<<<<

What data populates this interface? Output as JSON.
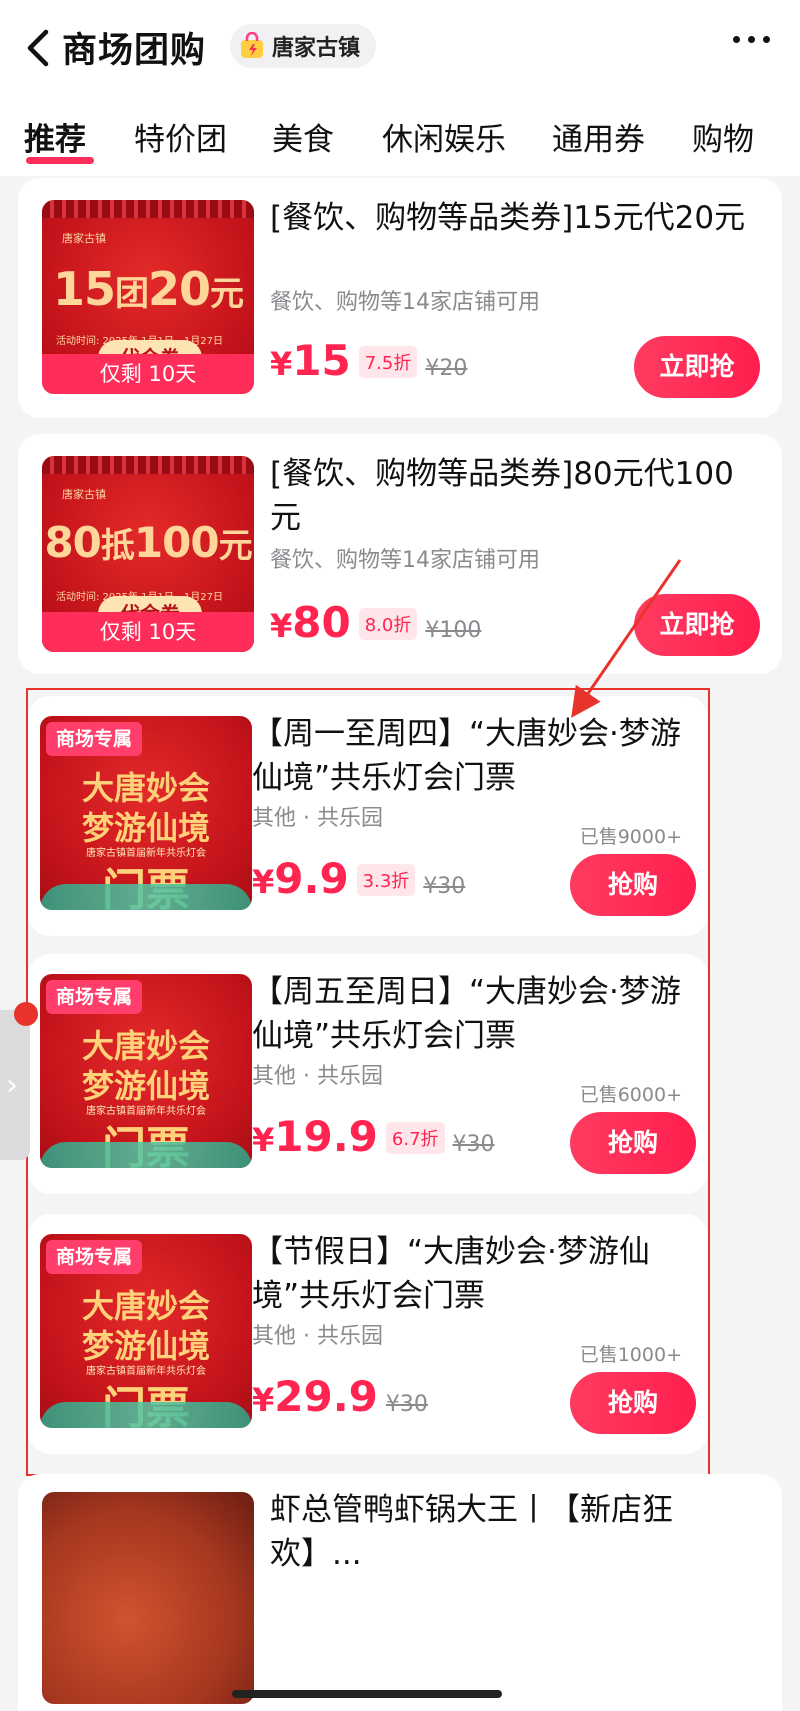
{
  "header": {
    "title": "商场团购",
    "shop_name": "唐家古镇",
    "back_icon": "chevron-left-icon",
    "more_icon": "more-dots-icon"
  },
  "tabs": [
    "推荐",
    "特价团",
    "美食",
    "休闲娱乐",
    "通用券",
    "购物"
  ],
  "active_tab": "推荐",
  "deals": [
    {
      "title": "[餐饮、购物等品类券]15元代20元",
      "sub": "餐饮、购物等14家店铺可用",
      "price": "15",
      "discount": "7.5折",
      "original": "¥20",
      "button": "立即抢",
      "thumb": {
        "brand": "唐家古镇",
        "main_big": "15",
        "main_mid": "团",
        "main_big2": "20",
        "main_unit": "元",
        "date": "活动时间: 2025年 1月1日—1月27日",
        "badge": "代金券",
        "remain": "仅剩 10天"
      }
    },
    {
      "title": "[餐饮、购物等品类券]80元代100元",
      "sub": "餐饮、购物等14家店铺可用",
      "price": "80",
      "discount": "8.0折",
      "original": "¥100",
      "button": "立即抢",
      "thumb": {
        "brand": "唐家古镇",
        "main_big": "80",
        "main_mid": "抵",
        "main_big2": "100",
        "main_unit": "元",
        "date": "活动时间: 2025年 1月1日—1月27日",
        "badge": "代金券",
        "remain": "仅剩 10天"
      }
    },
    {
      "title": "【周一至周四】“大唐妙会·梦游仙境”共乐灯会门票",
      "sub": "其他 · 共乐园",
      "sold": "已售9000+",
      "price": "9.9",
      "discount": "3.3折",
      "original": "¥30",
      "button": "抢购",
      "thumb": {
        "tag": "商场专属",
        "line1": "大唐妙会",
        "line2": "梦游仙境",
        "sub": "唐家古镇首届新年共乐灯会",
        "ticket": "门票"
      }
    },
    {
      "title": "【周五至周日】“大唐妙会·梦游仙境”共乐灯会门票",
      "sub": "其他 · 共乐园",
      "sold": "已售6000+",
      "price": "19.9",
      "discount": "6.7折",
      "original": "¥30",
      "button": "抢购",
      "thumb": {
        "tag": "商场专属",
        "line1": "大唐妙会",
        "line2": "梦游仙境",
        "sub": "唐家古镇首届新年共乐灯会",
        "ticket": "门票"
      }
    },
    {
      "title": "【节假日】“大唐妙会·梦游仙境”共乐灯会门票",
      "sub": "其他 · 共乐园",
      "sold": "已售1000+",
      "price": "29.9",
      "original": "¥30",
      "button": "抢购",
      "thumb": {
        "tag": "商场专属",
        "line1": "大唐妙会",
        "line2": "梦游仙境",
        "sub": "唐家古镇首届新年共乐灯会",
        "ticket": "门票"
      }
    }
  ],
  "next_item_title": "虾总管鸭虾锅大王丨【新店狂欢】...",
  "currency": "¥",
  "colors": {
    "accent": "#ff2d5a",
    "annotation": "#e8332d"
  }
}
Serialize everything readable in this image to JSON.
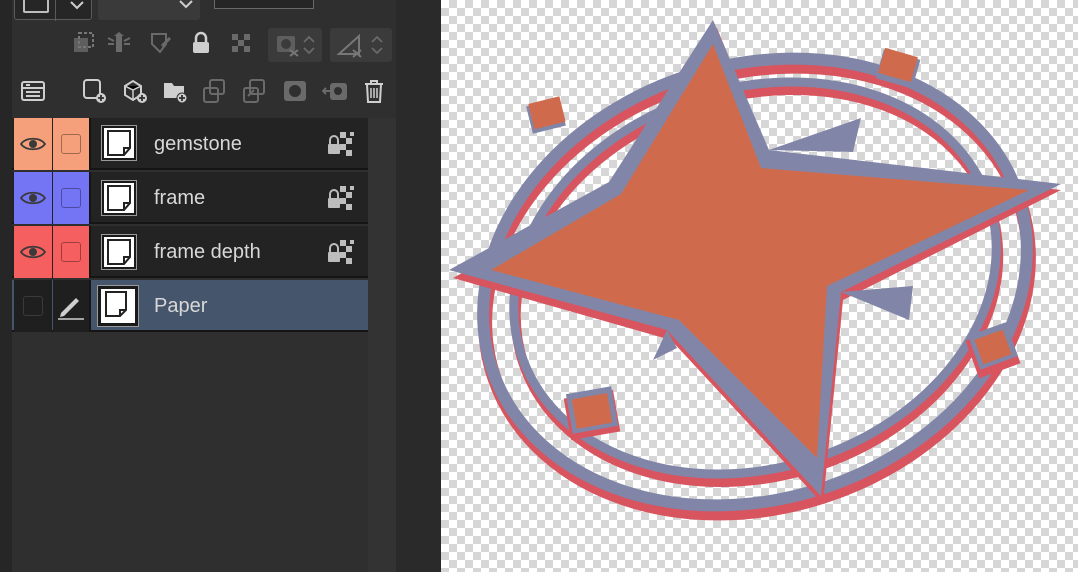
{
  "colors": {
    "gemstone": "#f5a07a",
    "frame": "#7375f5",
    "frame_depth": "#f55f5f",
    "selected_row": "#45556b",
    "artwork_orange": "#d06a4c",
    "artwork_gray": "#8186a8",
    "artwork_red": "#d8545e"
  },
  "toolbar_top_icons": [
    "clip-mask-icon",
    "reference-layer-icon",
    "draft-layer-icon",
    "lock-icon",
    "lock-transparency-icon",
    "mask-toggle-icon",
    "ruler-toggle-icon"
  ],
  "toolbar_layer_icons": [
    "layer-property-icon",
    "new-raster-layer-icon",
    "new-vector-layer-icon",
    "new-folder-icon",
    "transfer-below-icon",
    "combine-below-icon",
    "create-mask-icon",
    "apply-mask-icon",
    "delete-layer-icon"
  ],
  "layers": [
    {
      "name": "gemstone",
      "visible": true,
      "color": "#f5a07a"
    },
    {
      "name": "frame",
      "visible": true,
      "color": "#7375f5"
    },
    {
      "name": "frame depth",
      "visible": true,
      "color": "#f55f5f"
    },
    {
      "name": "Paper",
      "visible": false,
      "selected": true,
      "editing": true
    }
  ]
}
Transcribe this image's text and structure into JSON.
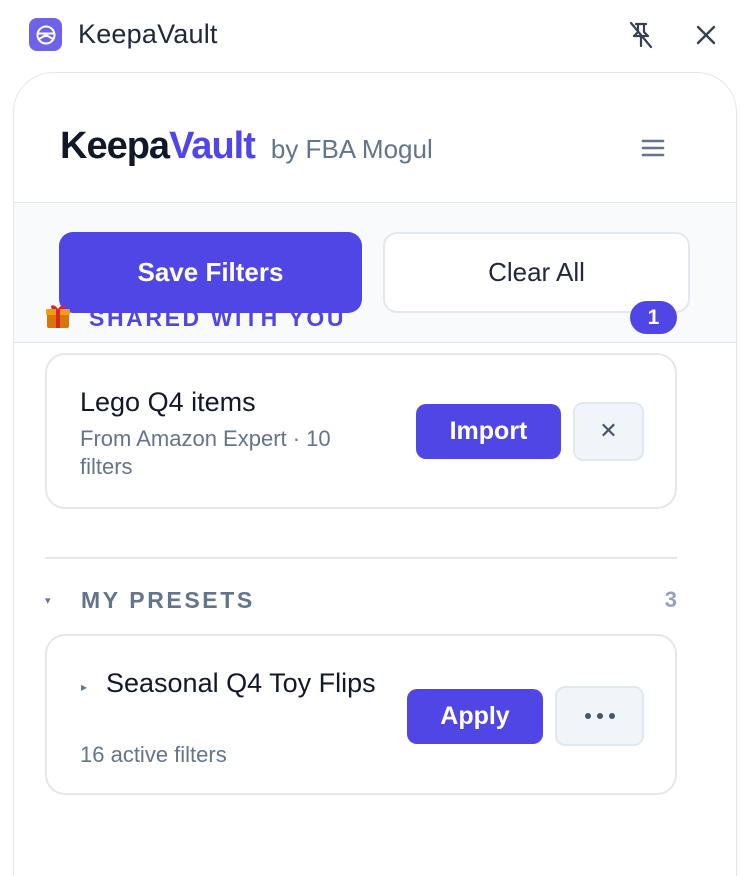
{
  "window": {
    "title": "KeepaVault",
    "icons": {
      "app": "steering-wheel-icon",
      "unpin": "unpin-icon",
      "close": "close-icon"
    }
  },
  "header": {
    "brand_part1": "Keepa",
    "brand_part2": "Vault",
    "byline": "by FBA Mogul",
    "menu_icon": "hamburger-menu-icon"
  },
  "actions": {
    "save_label": "Save Filters",
    "clear_label": "Clear All"
  },
  "shared": {
    "icon": "gift-icon",
    "title": "SHARED WITH YOU",
    "count": "1",
    "items": [
      {
        "name": "Lego Q4 items",
        "subtitle": "From Amazon Expert · 10 filters",
        "import_label": "Import",
        "dismiss_label": "✕"
      }
    ]
  },
  "presets": {
    "title": "MY PRESETS",
    "count": "3",
    "collapse_glyph": "▾",
    "items": [
      {
        "expand_glyph": "▸",
        "name": "Seasonal Q4 Toy Flips",
        "subtitle": "16 active filters",
        "apply_label": "Apply",
        "more_icon": "more-options-icon"
      }
    ]
  },
  "colors": {
    "accent": "#4f46e5",
    "muted_text": "#64748b",
    "border": "#e5e7eb",
    "bar_bg": "#f8fafc"
  }
}
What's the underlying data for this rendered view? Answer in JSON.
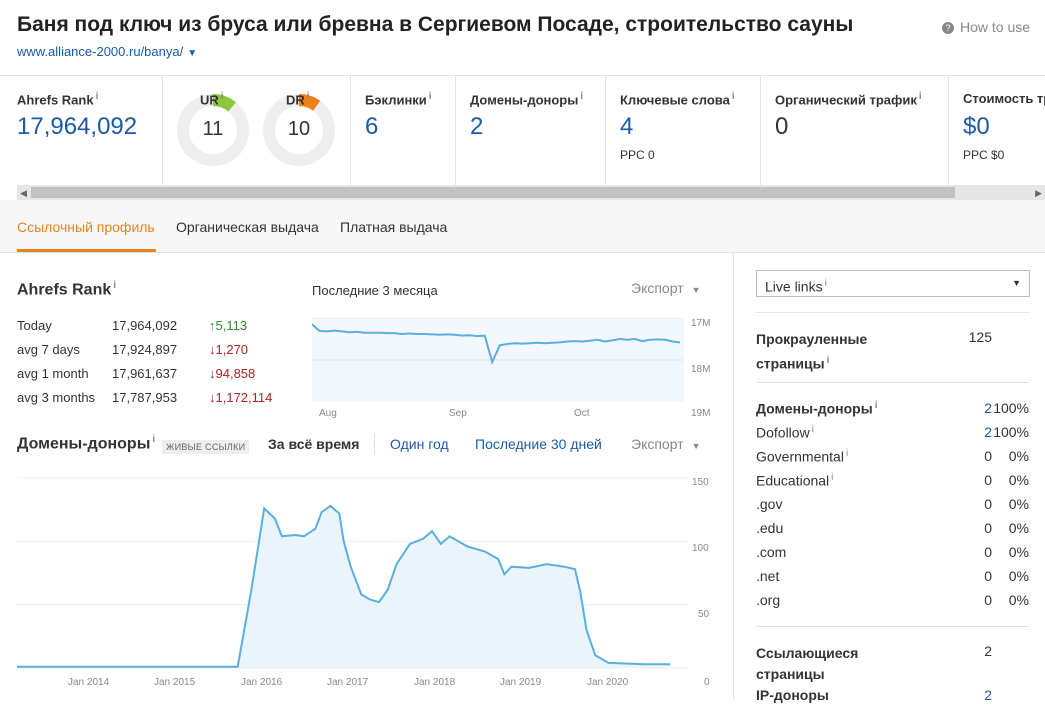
{
  "header": {
    "title": "Баня под ключ из бруса или бревна в Сергиевом Посаде, строительство сауны",
    "url": "www.alliance-2000.ru/banya/",
    "how_to_use": "How to use"
  },
  "metrics": {
    "ahrefs_rank": {
      "label": "Ahrefs Rank",
      "value": "17,964,092"
    },
    "ur": {
      "label": "UR",
      "value": "11",
      "fill": 0.11,
      "color": "#8dc63f"
    },
    "dr": {
      "label": "DR",
      "value": "10",
      "fill": 0.1,
      "color": "#f07f15"
    },
    "backlinks": {
      "label": "Бэклинки",
      "value": "6"
    },
    "ref_domains": {
      "label": "Домены-доноры",
      "value": "2"
    },
    "keywords": {
      "label": "Ключевые слова",
      "value": "4",
      "sub": "PPC 0"
    },
    "organic_traffic": {
      "label": "Органический трафик",
      "value": "0"
    },
    "traffic_value": {
      "label": "Стоимость тр",
      "value": "$0",
      "sub": "PPC $0"
    }
  },
  "tabs": [
    {
      "label": "Ссылочный профиль",
      "active": true
    },
    {
      "label": "Органическая выдача",
      "active": false
    },
    {
      "label": "Платная выдача",
      "active": false
    }
  ],
  "rank_section": {
    "title": "Ahrefs Rank",
    "rows": [
      {
        "period": "Today",
        "value": "17,964,092",
        "delta": "5,113",
        "dir": "up"
      },
      {
        "period": "avg 7 days",
        "value": "17,924,897",
        "delta": "1,270",
        "dir": "down"
      },
      {
        "period": "avg 1 month",
        "value": "17,961,637",
        "delta": "94,858",
        "dir": "down"
      },
      {
        "period": "avg 3 months",
        "value": "17,787,953",
        "delta": "1,172,114",
        "dir": "down"
      }
    ],
    "chart_title": "Последние 3 месяца",
    "export": "Экспорт"
  },
  "ref_domains_section": {
    "title": "Домены-доноры",
    "badge": "ЖИВЫЕ ССЫЛКИ",
    "filters": [
      "За всё время",
      "Один год",
      "Последние 30 дней"
    ],
    "export": "Экспорт"
  },
  "chart_data": [
    {
      "type": "line",
      "title": "Последние 3 месяца",
      "x_ticks": [
        "Aug",
        "Sep",
        "Oct"
      ],
      "y_ticks": [
        "17M",
        "18M",
        "19M"
      ],
      "ylim": [
        17000000,
        19000000
      ],
      "y_reversed": true,
      "series": [
        {
          "values": [
            17150000,
            17310000,
            17320000,
            17300000,
            17320000,
            17340000,
            17330000,
            17350000,
            17350000,
            17350000,
            17360000,
            17360000,
            17380000,
            17370000,
            17380000,
            17380000,
            17390000,
            17400000,
            17390000,
            17400000,
            17420000,
            17410000,
            17430000,
            17420000,
            18050000,
            17650000,
            17620000,
            17600000,
            17610000,
            17600000,
            17590000,
            17600000,
            17590000,
            17580000,
            17560000,
            17550000,
            17560000,
            17540000,
            17520000,
            17560000,
            17530000,
            17500000,
            17520000,
            17500000,
            17550000,
            17520000,
            17510000,
            17520000,
            17560000,
            17580000
          ]
        }
      ]
    },
    {
      "type": "area",
      "title": "Домены-доноры",
      "x_ticks": [
        "Jan 2014",
        "Jan 2015",
        "Jan 2016",
        "Jan 2017",
        "Jan 2018",
        "Jan 2019",
        "Jan 2020"
      ],
      "y_ticks": [
        "150",
        "100",
        "50",
        "0"
      ],
      "ylim": [
        0,
        150
      ],
      "x_start_year": 2013.4,
      "series": [
        {
          "points": [
            [
              2013.4,
              1
            ],
            [
              2015.9,
              1
            ],
            [
              2016.05,
              60
            ],
            [
              2016.2,
              126
            ],
            [
              2016.32,
              118
            ],
            [
              2016.4,
              104
            ],
            [
              2016.55,
              105
            ],
            [
              2016.65,
              104
            ],
            [
              2016.78,
              110
            ],
            [
              2016.85,
              123
            ],
            [
              2016.95,
              128
            ],
            [
              2017.05,
              122
            ],
            [
              2017.1,
              100
            ],
            [
              2017.18,
              80
            ],
            [
              2017.3,
              58
            ],
            [
              2017.4,
              54
            ],
            [
              2017.5,
              52
            ],
            [
              2017.6,
              62
            ],
            [
              2017.7,
              82
            ],
            [
              2017.85,
              98
            ],
            [
              2018.0,
              102
            ],
            [
              2018.1,
              108
            ],
            [
              2018.2,
              98
            ],
            [
              2018.3,
              104
            ],
            [
              2018.5,
              96
            ],
            [
              2018.7,
              92
            ],
            [
              2018.85,
              86
            ],
            [
              2018.92,
              74
            ],
            [
              2019.0,
              80
            ],
            [
              2019.2,
              79
            ],
            [
              2019.4,
              82
            ],
            [
              2019.6,
              80
            ],
            [
              2019.72,
              78
            ],
            [
              2019.78,
              60
            ],
            [
              2019.85,
              30
            ],
            [
              2019.95,
              10
            ],
            [
              2020.1,
              4
            ],
            [
              2020.5,
              3
            ],
            [
              2020.8,
              3
            ]
          ]
        }
      ]
    }
  ],
  "right_panel": {
    "select": "Live links",
    "crawled": {
      "label": "Прокрауленные страницы",
      "value": "125"
    },
    "rows": [
      {
        "name": "Домены-доноры",
        "bold": true,
        "info": true,
        "num": "2",
        "pct": "100%",
        "link": true
      },
      {
        "name": "Dofollow",
        "bold": false,
        "info": true,
        "num": "2",
        "pct": "100%",
        "link": true
      },
      {
        "name": "Governmental",
        "bold": false,
        "info": true,
        "num": "0",
        "pct": "0%",
        "link": false
      },
      {
        "name": "Educational",
        "bold": false,
        "info": true,
        "num": "0",
        "pct": "0%",
        "link": false
      },
      {
        "name": ".gov",
        "bold": false,
        "info": false,
        "num": "0",
        "pct": "0%",
        "link": false
      },
      {
        "name": ".edu",
        "bold": false,
        "info": false,
        "num": "0",
        "pct": "0%",
        "link": false
      },
      {
        "name": ".com",
        "bold": false,
        "info": false,
        "num": "0",
        "pct": "0%",
        "link": false
      },
      {
        "name": ".net",
        "bold": false,
        "info": false,
        "num": "0",
        "pct": "0%",
        "link": false
      },
      {
        "name": ".org",
        "bold": false,
        "info": false,
        "num": "0",
        "pct": "0%",
        "link": false
      }
    ],
    "referring_pages": {
      "label": "Ссылающиеся страницы",
      "value": "2"
    },
    "ip_donors": {
      "label": "IP-доноры",
      "value": "2"
    }
  },
  "colors": {
    "accent": "#e8821e",
    "link": "#1a5aa8",
    "chart_line": "#5aafe0",
    "chart_fill": "#eaf4fb"
  },
  "info_mark": "i"
}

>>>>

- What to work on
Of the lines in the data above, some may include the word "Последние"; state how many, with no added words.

- Exercise response
3